Durability + Design
Follow us on Twitter Follow us on LinkedIn Like us on Facebook Follow us on Instagram Visit the TPC Store
Search the site

 

Problem Solving Forum

| More

Question posted - September 15 to September 19, 2014:

The literature indicates that UHP waterjetting produces a profile on steel, although of a micro nature. Is this sufficient roughness for good adhesion of thin-film primers?


Selected Answers

From OM PRAKASH JAT of TECH INTERNATIONAL SHARJAH HAMRIAH UAE. on November 20, 2014:
Yes, the profile produced by UHP waterjetting is sufficient for good adhesion of thin-film primers, in the range of  25-40 microns DFT.

From Lydia Frenzel of Advisory Council on October 18, 2014:
Yes, it is good for coatings. However, the major profile which you see after UHP waterjetting (Hydroblasting) is the profile left by the original abrasive blasting. Visualize the removal of slivers of steel or embedded abrasive particles, or the washing away of residual sand dust. In the normal course of events, pressure washing, high pressure water blasting, and UHP waterjetting reveal the profile that is under the coating or corrosion. It removes the old paint. If that profile is suitable for the paint, then paint over it. When the water jetting pressure is above theshhold pressure limit, then it can profile the metal. See VanKuiken, US patents for Aluminum. The coatings wet and adhere much better than over solid abrasive profiles. The companies who make profiles on small metal parts with only use water with robotic control to keep the profile consistent.

From robert turner of Newport News Shipbuilding on October 10, 2014:
Coating thickness does play a role. For instance, if it is heat- resistant aluminum paint applied at much less than 1 mil, it may be appropriate. But if it is an epoxy coating that goes on at 4-6 mils, then no. There are a lot of other factors that go into this, such as service environment (hot/cold/ambient, immersion, weathering, etc.) and the coating applied. In short, one must evaluate a myriad of factors.

From gilbert urma of HHIC-phil on October 7, 2014:
The profile produced by UHP water jetting is the best for thin-film coatings because the substrate's peak will be coated.

From Francis Goss of Rienecker Projektmanagement on October 2, 2014:
It depends on the product. It is best to consult the manufacturer of the paint you plan to use.

From ramon mccloskey of realisticlondonltd on September 25, 2014:
Yes.

From Warren Brand of Chicago Coatings Group on September 19, 2014:
Short and sweet (I hope I'm right.): no.
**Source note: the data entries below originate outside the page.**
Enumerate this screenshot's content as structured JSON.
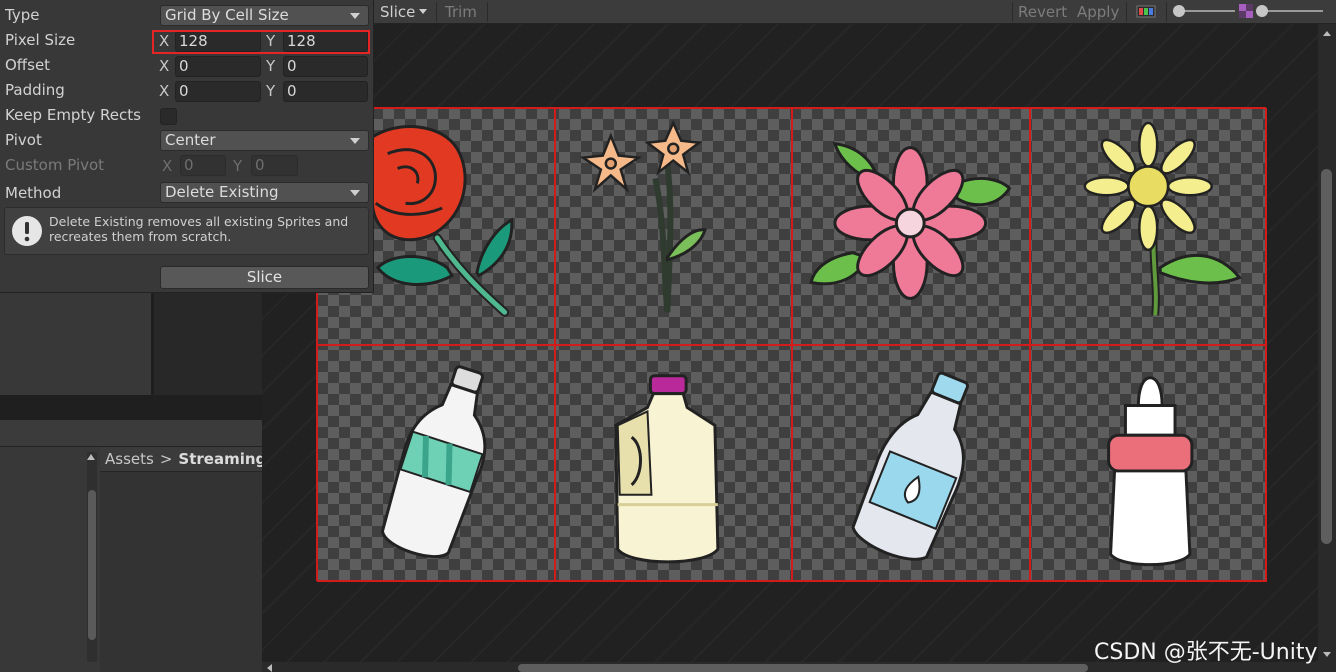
{
  "toolbar": {
    "slice_label": "Slice",
    "trim_label": "Trim",
    "revert_label": "Revert",
    "apply_label": "Apply"
  },
  "slice_panel": {
    "type": {
      "label": "Type",
      "value": "Grid By Cell Size"
    },
    "pixel_size": {
      "label": "Pixel Size",
      "x_axis": "X",
      "x": "128",
      "y_axis": "Y",
      "y": "128"
    },
    "offset": {
      "label": "Offset",
      "x_axis": "X",
      "x": "0",
      "y_axis": "Y",
      "y": "0"
    },
    "padding": {
      "label": "Padding",
      "x_axis": "X",
      "x": "0",
      "y_axis": "Y",
      "y": "0"
    },
    "keep_empty_rects": {
      "label": "Keep Empty Rects",
      "checked": false
    },
    "pivot": {
      "label": "Pivot",
      "value": "Center"
    },
    "custom_pivot": {
      "label": "Custom Pivot",
      "x_axis": "X",
      "x": "0",
      "y_axis": "Y",
      "y": "0"
    },
    "method": {
      "label": "Method",
      "value": "Delete Existing"
    },
    "help_text": "Delete Existing removes all existing Sprites and recreates them from scratch.",
    "slice_button": "Slice"
  },
  "breadcrumb": {
    "root": "Assets",
    "separator": ">",
    "current": "StreamingA"
  },
  "sprite_sheet": {
    "cells": [
      {
        "icon": "rose-icon"
      },
      {
        "icon": "lily-flower-icon"
      },
      {
        "icon": "pink-flower-icon"
      },
      {
        "icon": "daisy-icon"
      },
      {
        "icon": "water-bottle-icon"
      },
      {
        "icon": "milk-jug-icon"
      },
      {
        "icon": "plastic-bottle-icon"
      },
      {
        "icon": "baby-bottle-icon"
      }
    ]
  },
  "colors": {
    "slice_outline": "#d21c1c",
    "pixel_size_highlight": "#e52424",
    "panel_bg": "#383838"
  },
  "watermark": "CSDN @张不无-Unity"
}
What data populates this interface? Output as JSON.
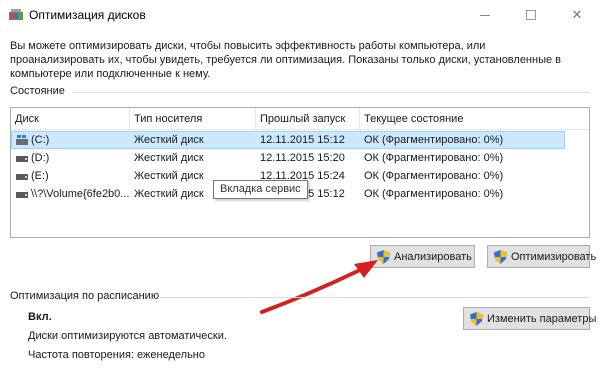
{
  "window": {
    "title": "Оптимизация дисков",
    "icon": "defrag-app-icon"
  },
  "description": "Вы можете оптимизировать диски, чтобы повысить эффективность работы  компьютера, или проанализировать их, чтобы увидеть, требуется ли оптимизация. Показаны только диски, установленные в компьютере или подключенные к нему.",
  "status_section": {
    "label": "Состояние",
    "columns": [
      "Диск",
      "Тип носителя",
      "Прошлый запуск",
      "Текущее состояние"
    ],
    "rows": [
      {
        "drive": "(C:)",
        "media": "Жесткий диск",
        "last_run": "12.11.2015 15:12",
        "state": "ОК (Фрагментировано: 0%)",
        "icon": "windows-drive-icon",
        "selected": true
      },
      {
        "drive": "(D:)",
        "media": "Жесткий диск",
        "last_run": "12.11.2015 15:20",
        "state": "ОК (Фрагментировано: 0%)",
        "icon": "hard-drive-icon",
        "selected": false
      },
      {
        "drive": "(E:)",
        "media": "Жесткий диск",
        "last_run": "12.11.2015 15:24",
        "state": "ОК (Фрагментировано: 0%)",
        "icon": "hard-drive-icon",
        "selected": false
      },
      {
        "drive": "\\\\?\\Volume{6fe2b0...",
        "media": "Жесткий диск",
        "last_run": "12.11.2015 15:12",
        "state": "ОК (Фрагментировано: 0%)",
        "icon": "hard-drive-icon",
        "selected": false
      }
    ],
    "tooltip": "Вкладка сервис"
  },
  "buttons": {
    "analyze": "Анализировать",
    "optimize": "Оптимизировать",
    "change_params": "Изменить параметры"
  },
  "schedule": {
    "label": "Оптимизация по расписанию",
    "status": "Вкл.",
    "auto_text": "Диски оптимизируются автоматически.",
    "frequency": "Частота повторения: еженедельно"
  },
  "colors": {
    "selection": "#cce8ff",
    "arrow": "#d42020",
    "button_bg": "#e1e1e1"
  }
}
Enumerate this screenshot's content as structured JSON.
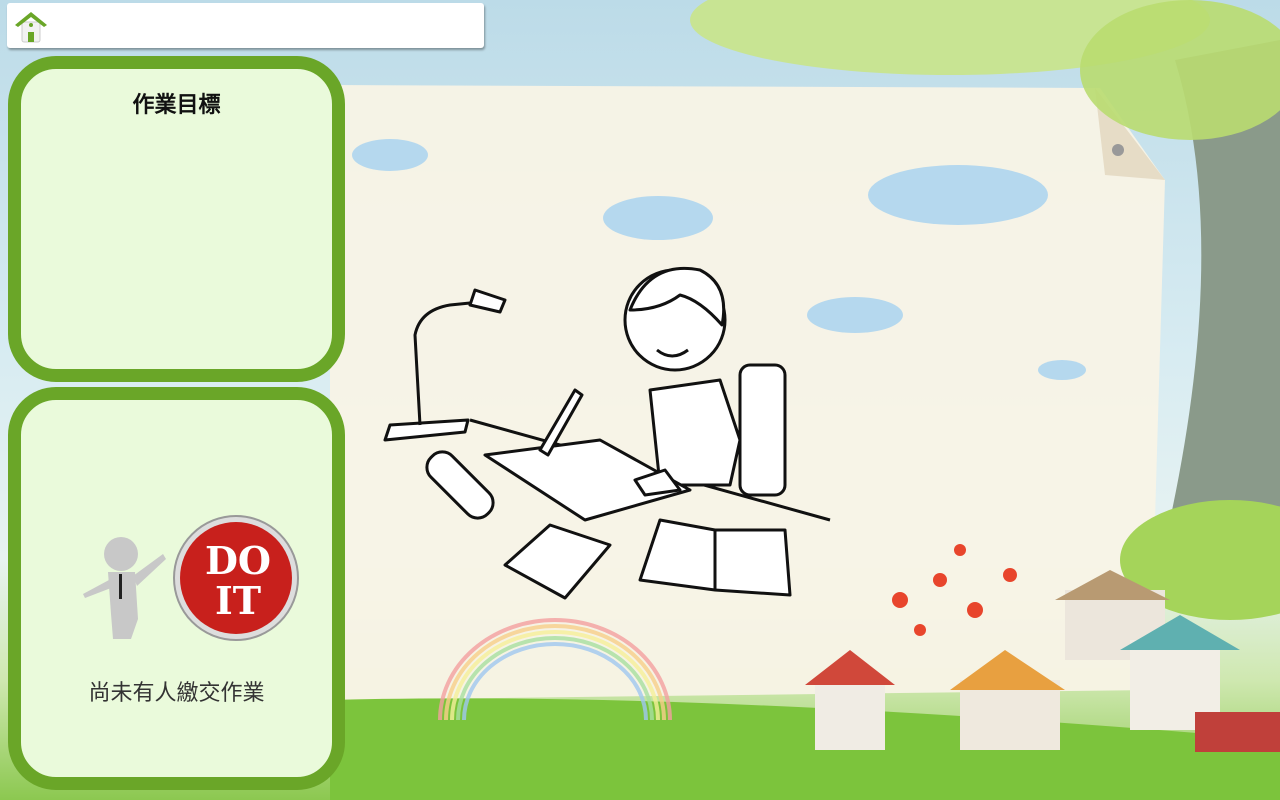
{
  "topbar": {
    "home_icon": "home-icon"
  },
  "goal_panel": {
    "title": "作業目標"
  },
  "submission_panel": {
    "button_text_line1": "DO",
    "button_text_line2": "IT",
    "status": "尚未有人繳交作業"
  },
  "colors": {
    "panel_border": "#6aa628",
    "panel_fill": "#eafadb",
    "button_red": "#c8201c"
  }
}
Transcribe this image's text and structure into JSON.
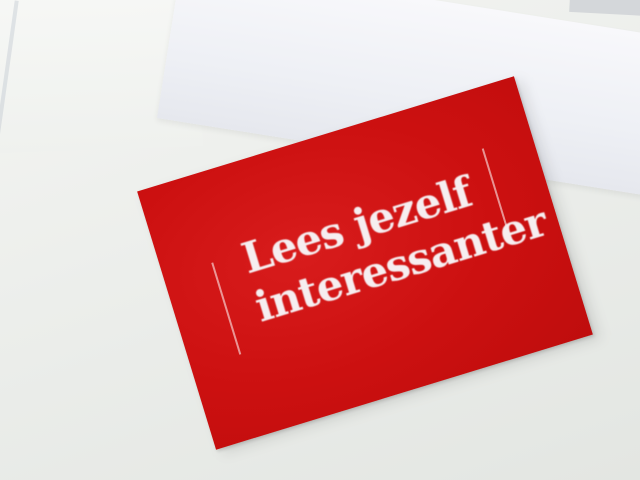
{
  "card": {
    "line1": "Lees jezelf",
    "line2": "interessanter",
    "color": "#cc1010",
    "text_color": "#f6eef0"
  },
  "background": {
    "table_color": "#eceeeb",
    "paper_color": "#f0f2f5"
  }
}
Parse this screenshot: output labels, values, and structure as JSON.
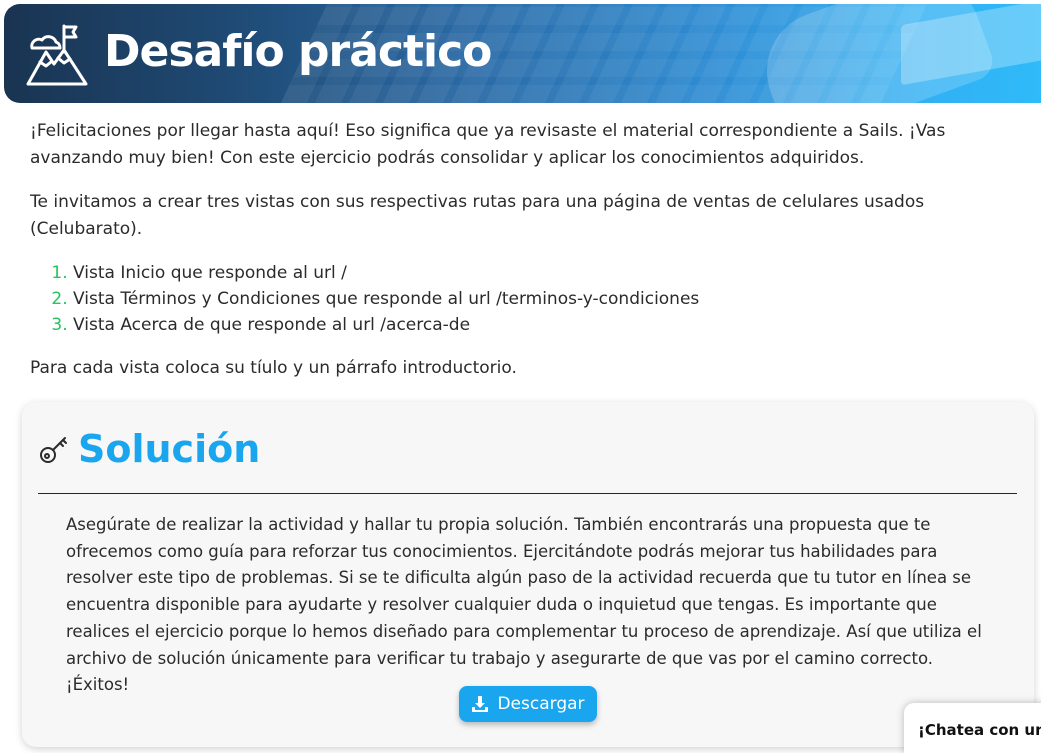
{
  "header": {
    "title": "Desafío práctico",
    "icon": "mountain-flag-icon"
  },
  "intro": {
    "p1": "¡Felicitaciones por llegar hasta aquí! Eso significa que ya revisaste el material correspondiente a Sails. ¡Vas avanzando muy bien! Con este ejercicio podrás consolidar y aplicar los conocimientos adquiridos.",
    "p2": "Te invitamos a crear tres vistas con sus respectivas rutas para una página de ventas de celulares usados (Celubarato).",
    "steps": [
      "Vista Inicio que responde al url /",
      "Vista Términos y Condiciones que responde al url /terminos-y-condiciones",
      "Vista Acerca de que responde al url /acerca-de"
    ],
    "p3": "Para cada vista coloca su tíulo y un párrafo introductorio."
  },
  "solution": {
    "title": "Solución",
    "icon": "key-icon",
    "text": "Asegúrate de realizar la actividad y hallar tu propia solución. También encontrarás una propuesta que te ofrecemos como guía para reforzar tus conocimientos. Ejercitándote podrás mejorar tus habilidades para resolver este tipo de problemas. Si se te dificulta algún paso de la actividad recuerda que tu tutor en línea se encuentra disponible para ayudarte y resolver cualquier duda o inquietud que tengas. Es importante que realices el ejercicio porque lo hemos diseñado para complementar tu proceso de aprendizaje. Así que utiliza el archivo de solución únicamente para verificar tu trabajo y asegurarte de que vas por el camino correcto. ¡Éxitos!",
    "download_label": "Descargar",
    "download_icon": "download-icon"
  },
  "chat": {
    "label": "¡Chatea con un"
  },
  "colors": {
    "accent": "#1aa6ef",
    "list_marker": "#22c55e",
    "banner_dark": "#1a3452"
  }
}
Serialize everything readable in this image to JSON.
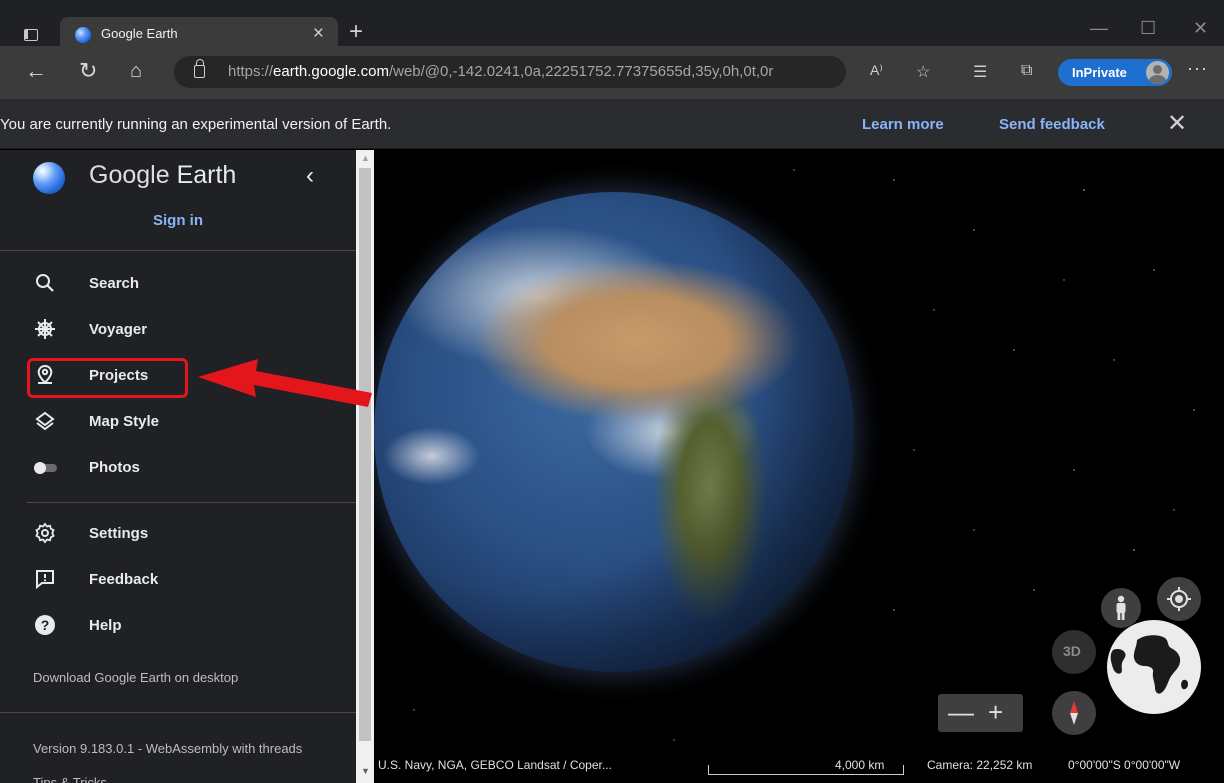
{
  "browser": {
    "tab_title": "Google Earth",
    "tab_close": "×",
    "new_tab": "+",
    "url_prefix": "https://",
    "url_domain": "earth.google.com",
    "url_path": "/web/@0,-142.0241,0a,22251752.77375655d,35y,0h,0t,0r",
    "inprivate_label": "InPrivate",
    "more_label": "···",
    "read_aloud_label": "A⁾",
    "minimize": "—",
    "maximize": "☐",
    "close": "✕"
  },
  "banner": {
    "message": "You are currently running an experimental version of Earth.",
    "learn_more": "Learn more",
    "send_feedback": "Send feedback",
    "close": "✕"
  },
  "sidebar": {
    "app_name_google": "Google",
    "app_name_earth": " Earth",
    "collapse": "‹",
    "sign_in": "Sign in",
    "items": [
      {
        "label": "Search"
      },
      {
        "label": "Voyager"
      },
      {
        "label": "Projects"
      },
      {
        "label": "Map Style"
      },
      {
        "label": "Photos"
      }
    ],
    "items2": [
      {
        "label": "Settings"
      },
      {
        "label": "Feedback"
      },
      {
        "label": "Help"
      }
    ],
    "download": "Download Google Earth on desktop",
    "version": "Version 9.183.0.1 - WebAssembly with threads",
    "tips": "Tips & Tricks"
  },
  "map": {
    "attribution": "U.S. Navy, NGA, GEBCO  Landsat / Coper...",
    "scale": "4,000 km",
    "camera": "Camera: 22,252 km",
    "coordinates": "0°00'00\"S 0°00'00\"W",
    "btn_3d": "3D",
    "zoom_out": "—",
    "zoom_in": "+"
  },
  "colors": {
    "accent_blue": "#8ab4f8",
    "highlight_red": "#e3161b",
    "sidebar_bg": "#202124"
  }
}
Please sign in to submit your answer this question

   

Tagged categories: Coating / Film thickness; Surface preparation; Surface profile; UHP waterjetting


Current PSF Question | Submit a PSF Question | Full PSF Archive

 
 
 

Technology Publishing Co., 1501 Reedsdale Street, Suite 2008, Pittsburgh, PA 15233

TEL 1-412-431-8300  • FAX  1-412-431-5428  •  EMAIL webmaster@durabilityanddesign.com


The Technology Publishing Network

Durability + Design PaintSquare the Journal of Protective Coatings & Linings Paint BidTracker

 

© Copyright 2012-2019, Technology Publishing Co., All rights reserved